=== ENTRIES PROVIDED ===

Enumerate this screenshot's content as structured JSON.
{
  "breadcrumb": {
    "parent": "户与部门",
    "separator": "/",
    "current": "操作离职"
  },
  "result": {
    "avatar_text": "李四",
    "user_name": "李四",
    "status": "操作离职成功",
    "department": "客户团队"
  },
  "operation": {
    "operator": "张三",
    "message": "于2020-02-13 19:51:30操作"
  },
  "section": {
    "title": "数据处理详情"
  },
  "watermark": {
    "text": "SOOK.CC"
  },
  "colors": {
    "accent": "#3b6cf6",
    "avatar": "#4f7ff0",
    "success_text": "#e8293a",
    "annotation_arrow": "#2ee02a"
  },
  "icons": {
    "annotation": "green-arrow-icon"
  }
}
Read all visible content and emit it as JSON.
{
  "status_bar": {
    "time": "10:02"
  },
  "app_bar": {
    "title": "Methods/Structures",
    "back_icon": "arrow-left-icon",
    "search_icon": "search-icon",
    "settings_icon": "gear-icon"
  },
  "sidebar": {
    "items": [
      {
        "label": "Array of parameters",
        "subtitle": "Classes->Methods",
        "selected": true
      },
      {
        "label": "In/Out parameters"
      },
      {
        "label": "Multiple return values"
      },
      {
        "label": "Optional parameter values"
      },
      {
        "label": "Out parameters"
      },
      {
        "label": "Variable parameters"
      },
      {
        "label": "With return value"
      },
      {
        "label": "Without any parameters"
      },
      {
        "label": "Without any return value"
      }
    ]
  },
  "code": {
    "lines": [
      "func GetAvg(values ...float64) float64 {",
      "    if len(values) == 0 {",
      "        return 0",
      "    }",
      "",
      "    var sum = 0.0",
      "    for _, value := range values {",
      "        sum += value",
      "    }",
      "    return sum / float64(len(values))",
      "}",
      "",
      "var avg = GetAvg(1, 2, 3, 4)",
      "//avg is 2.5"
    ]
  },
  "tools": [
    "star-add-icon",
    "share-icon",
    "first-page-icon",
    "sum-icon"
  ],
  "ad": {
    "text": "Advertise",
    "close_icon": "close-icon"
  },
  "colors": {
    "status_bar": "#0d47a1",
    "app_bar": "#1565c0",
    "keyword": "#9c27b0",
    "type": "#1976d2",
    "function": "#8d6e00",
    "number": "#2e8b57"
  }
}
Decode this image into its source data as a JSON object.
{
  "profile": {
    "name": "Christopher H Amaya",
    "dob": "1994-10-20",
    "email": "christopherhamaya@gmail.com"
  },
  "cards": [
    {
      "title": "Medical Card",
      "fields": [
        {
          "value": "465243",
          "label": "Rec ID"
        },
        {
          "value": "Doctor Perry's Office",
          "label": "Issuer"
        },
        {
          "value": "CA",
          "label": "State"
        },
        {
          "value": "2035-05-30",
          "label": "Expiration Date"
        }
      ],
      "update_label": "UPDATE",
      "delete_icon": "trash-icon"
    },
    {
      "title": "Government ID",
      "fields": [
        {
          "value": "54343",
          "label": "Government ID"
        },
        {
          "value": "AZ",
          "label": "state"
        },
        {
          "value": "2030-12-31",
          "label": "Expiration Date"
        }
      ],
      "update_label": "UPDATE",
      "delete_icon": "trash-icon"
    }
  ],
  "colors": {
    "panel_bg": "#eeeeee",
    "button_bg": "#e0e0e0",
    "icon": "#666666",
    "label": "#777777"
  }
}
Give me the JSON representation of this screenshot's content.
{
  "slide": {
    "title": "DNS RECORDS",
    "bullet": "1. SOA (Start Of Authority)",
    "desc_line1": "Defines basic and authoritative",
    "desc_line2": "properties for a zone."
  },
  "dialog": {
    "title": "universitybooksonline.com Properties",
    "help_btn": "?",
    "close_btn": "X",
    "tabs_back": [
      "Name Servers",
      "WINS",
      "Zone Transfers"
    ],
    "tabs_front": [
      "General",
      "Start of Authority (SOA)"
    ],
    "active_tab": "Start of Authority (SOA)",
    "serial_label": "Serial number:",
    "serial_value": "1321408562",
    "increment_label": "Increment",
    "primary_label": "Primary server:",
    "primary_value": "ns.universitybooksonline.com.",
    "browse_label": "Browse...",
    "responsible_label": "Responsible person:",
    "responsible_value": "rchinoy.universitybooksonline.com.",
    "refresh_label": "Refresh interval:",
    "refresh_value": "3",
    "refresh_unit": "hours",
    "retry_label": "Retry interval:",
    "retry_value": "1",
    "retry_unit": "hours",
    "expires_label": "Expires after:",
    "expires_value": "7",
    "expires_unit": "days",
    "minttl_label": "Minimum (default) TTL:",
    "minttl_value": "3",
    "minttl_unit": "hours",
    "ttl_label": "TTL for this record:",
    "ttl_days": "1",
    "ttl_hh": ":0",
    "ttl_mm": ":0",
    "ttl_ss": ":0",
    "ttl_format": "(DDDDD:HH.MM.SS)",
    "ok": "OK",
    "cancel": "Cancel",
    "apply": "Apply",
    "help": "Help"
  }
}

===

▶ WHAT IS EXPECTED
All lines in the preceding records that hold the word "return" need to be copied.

▶ ANSWER FOR THE TASK
        "label": "Multiple return values"
        "label": "With return value"
        "label": "Without any return value"
      "        return 0",
      "    return sum / float64(len(values))",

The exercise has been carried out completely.